* EXERCISE INPUT *
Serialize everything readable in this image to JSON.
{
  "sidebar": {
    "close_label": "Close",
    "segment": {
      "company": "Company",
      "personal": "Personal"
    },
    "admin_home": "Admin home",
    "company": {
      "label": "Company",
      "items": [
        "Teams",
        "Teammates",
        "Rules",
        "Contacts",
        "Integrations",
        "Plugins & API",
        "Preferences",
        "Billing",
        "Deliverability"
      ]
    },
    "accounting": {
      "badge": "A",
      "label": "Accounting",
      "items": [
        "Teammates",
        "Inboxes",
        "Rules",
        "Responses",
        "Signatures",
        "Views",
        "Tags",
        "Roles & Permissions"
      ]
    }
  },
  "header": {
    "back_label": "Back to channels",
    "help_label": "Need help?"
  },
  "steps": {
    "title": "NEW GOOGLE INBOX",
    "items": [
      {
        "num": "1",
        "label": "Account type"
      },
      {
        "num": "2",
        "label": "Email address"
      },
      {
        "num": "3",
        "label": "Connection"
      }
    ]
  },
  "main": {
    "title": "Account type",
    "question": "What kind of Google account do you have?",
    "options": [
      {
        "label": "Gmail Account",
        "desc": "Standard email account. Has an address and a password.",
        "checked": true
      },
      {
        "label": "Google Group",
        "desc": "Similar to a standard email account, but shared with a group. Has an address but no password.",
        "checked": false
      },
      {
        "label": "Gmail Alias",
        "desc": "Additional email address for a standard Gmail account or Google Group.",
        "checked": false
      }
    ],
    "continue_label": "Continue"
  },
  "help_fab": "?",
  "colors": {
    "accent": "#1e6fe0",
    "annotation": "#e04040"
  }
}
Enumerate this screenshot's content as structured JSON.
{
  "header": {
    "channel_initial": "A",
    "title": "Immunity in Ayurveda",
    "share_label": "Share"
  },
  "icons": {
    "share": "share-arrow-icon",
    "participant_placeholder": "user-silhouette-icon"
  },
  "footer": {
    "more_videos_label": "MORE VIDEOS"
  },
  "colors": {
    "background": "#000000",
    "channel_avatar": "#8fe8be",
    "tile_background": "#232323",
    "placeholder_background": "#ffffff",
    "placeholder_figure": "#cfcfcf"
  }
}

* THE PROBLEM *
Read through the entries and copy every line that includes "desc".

* COMPLETED TASK *
        "desc": "Standard email account. Has an address and a password.",
        "desc": "Similar to a standard email account, but shared with a group. Has an address but no password.",
        "desc": "Additional email address for a standard Gmail account or Google Group.",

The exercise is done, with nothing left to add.